Gordon Williams is a composer, musician and educator in Boston. Gordon believes strongly in the communal benefits of music and has worked with a number of community groups; serving on the board of directors for the Orchestra on the Hill, assistant directing Community Band- Wenham, and performing and conducting with the Ipswich Summer Band. Gordon works in the Education and Community Initiatives department at Boston Ballet. Gordon strives to make art relevant and accessible. He has presented interactive events in festivals such as Make Music Boston, ArtWeek Boston and Figment.
In addition to music, Gordon is also passionate about food. He particularly enjoys finding new local ingredients at the grocery store, cooking his favorite Jamaican recipes, and mushroom hunting.

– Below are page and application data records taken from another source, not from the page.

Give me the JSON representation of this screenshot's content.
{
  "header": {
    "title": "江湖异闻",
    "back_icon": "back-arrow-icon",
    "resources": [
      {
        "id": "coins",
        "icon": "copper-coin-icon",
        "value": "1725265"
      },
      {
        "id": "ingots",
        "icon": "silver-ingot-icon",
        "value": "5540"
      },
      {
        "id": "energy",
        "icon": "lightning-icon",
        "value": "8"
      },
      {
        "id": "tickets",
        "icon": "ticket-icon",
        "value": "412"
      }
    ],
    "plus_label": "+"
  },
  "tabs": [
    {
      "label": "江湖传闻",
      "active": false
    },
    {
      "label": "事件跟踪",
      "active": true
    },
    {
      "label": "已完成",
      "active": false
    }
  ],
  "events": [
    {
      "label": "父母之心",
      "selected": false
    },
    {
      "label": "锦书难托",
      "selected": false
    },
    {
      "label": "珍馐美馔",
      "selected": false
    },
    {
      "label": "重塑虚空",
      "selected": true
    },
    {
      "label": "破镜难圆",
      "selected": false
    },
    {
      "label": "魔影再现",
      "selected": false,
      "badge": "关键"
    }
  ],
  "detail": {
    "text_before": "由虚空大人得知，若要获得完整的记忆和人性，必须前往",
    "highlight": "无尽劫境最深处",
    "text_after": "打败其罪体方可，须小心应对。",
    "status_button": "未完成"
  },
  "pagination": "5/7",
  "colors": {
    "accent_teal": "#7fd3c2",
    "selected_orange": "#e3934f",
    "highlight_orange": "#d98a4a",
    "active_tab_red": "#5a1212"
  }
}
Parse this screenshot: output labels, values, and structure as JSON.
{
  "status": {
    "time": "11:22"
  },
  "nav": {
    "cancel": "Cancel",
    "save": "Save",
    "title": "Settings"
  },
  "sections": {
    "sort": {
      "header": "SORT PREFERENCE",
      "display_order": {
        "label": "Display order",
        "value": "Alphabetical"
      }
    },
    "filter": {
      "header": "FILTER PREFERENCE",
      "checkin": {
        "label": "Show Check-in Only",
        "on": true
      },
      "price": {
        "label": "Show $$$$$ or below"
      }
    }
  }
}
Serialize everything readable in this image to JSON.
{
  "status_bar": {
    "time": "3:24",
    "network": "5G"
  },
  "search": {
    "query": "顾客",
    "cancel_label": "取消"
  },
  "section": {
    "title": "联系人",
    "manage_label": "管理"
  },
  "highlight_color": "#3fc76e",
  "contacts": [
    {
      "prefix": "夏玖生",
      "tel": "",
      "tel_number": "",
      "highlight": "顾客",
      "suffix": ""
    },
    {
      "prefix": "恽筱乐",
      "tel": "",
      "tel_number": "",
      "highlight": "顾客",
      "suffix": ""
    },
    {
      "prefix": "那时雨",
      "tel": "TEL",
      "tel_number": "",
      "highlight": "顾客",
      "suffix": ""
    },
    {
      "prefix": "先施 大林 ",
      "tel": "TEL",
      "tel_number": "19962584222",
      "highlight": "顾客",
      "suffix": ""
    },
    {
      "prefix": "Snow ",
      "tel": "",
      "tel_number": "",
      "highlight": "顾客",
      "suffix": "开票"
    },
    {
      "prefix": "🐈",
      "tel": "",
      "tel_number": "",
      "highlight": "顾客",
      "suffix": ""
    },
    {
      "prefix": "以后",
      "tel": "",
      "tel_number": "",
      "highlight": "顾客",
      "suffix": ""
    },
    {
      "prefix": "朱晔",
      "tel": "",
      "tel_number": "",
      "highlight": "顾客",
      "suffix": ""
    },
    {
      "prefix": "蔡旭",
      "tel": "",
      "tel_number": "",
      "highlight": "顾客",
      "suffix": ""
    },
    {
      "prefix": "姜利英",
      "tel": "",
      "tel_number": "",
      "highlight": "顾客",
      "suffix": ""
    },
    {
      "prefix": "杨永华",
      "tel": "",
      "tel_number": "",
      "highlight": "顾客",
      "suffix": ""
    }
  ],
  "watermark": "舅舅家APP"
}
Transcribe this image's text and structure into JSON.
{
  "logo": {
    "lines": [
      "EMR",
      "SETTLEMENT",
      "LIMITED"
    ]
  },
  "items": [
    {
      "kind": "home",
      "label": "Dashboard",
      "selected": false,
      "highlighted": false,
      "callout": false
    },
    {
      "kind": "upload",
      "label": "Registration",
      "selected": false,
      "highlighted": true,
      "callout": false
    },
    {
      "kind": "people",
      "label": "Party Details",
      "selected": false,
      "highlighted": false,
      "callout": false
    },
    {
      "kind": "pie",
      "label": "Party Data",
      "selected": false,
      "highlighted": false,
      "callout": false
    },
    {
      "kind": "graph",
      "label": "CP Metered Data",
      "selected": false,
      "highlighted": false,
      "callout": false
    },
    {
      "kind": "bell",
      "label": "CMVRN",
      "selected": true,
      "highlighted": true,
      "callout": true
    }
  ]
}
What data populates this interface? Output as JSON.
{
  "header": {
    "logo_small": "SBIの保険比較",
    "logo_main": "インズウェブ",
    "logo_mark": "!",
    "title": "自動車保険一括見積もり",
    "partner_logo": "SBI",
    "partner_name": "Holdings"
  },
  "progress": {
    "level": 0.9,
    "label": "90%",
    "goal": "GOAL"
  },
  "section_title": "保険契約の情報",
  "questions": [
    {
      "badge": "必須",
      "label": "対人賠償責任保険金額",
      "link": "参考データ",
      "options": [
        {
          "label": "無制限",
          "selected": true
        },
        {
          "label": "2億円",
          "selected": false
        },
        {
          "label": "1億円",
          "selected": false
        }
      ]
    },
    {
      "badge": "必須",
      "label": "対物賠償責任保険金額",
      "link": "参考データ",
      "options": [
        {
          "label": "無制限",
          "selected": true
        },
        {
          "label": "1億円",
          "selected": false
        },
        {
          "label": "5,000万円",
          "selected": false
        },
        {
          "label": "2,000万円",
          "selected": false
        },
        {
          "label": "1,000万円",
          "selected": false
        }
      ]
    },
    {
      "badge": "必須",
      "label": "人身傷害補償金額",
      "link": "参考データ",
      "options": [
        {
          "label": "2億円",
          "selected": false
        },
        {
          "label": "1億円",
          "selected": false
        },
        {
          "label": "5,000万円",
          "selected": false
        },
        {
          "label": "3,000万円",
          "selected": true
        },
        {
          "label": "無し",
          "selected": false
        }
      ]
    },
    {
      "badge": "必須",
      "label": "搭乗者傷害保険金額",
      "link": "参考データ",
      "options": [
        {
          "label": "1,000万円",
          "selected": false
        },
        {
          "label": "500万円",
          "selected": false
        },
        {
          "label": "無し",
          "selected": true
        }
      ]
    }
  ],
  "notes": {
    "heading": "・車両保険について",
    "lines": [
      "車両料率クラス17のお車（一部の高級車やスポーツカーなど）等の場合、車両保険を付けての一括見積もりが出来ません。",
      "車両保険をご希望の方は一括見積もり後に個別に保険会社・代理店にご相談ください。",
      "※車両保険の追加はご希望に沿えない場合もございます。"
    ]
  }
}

Eli Feghali is the Director of Communications at the New Economy Coalition (NEC) and Co-Editor of Beautiful Solutions. Born in Beirut, Lebanon, Eli immigrated to the United States with his parents when he was a year old. He has spent the majority of his professional life working as a communications specialist and community organizer. Eli has particular expertise in strategic communications, press relations, digital media strategy, and web design. His lifelong commitment to activism and social change began during his undergraduate career at Vanderbilt University, when Eli founded a student activist organization dedicated to addressing economic inequality. Through NEC and Beautiful Solutions, Eli works to tell the story of what another world could look like — and how we can get there. Eli lives in Cambridge, MA, where he enjoys walking his dog Rondo and watching as many Boston Celtics games as possible. Despite his love for pizza, Eli is vegan.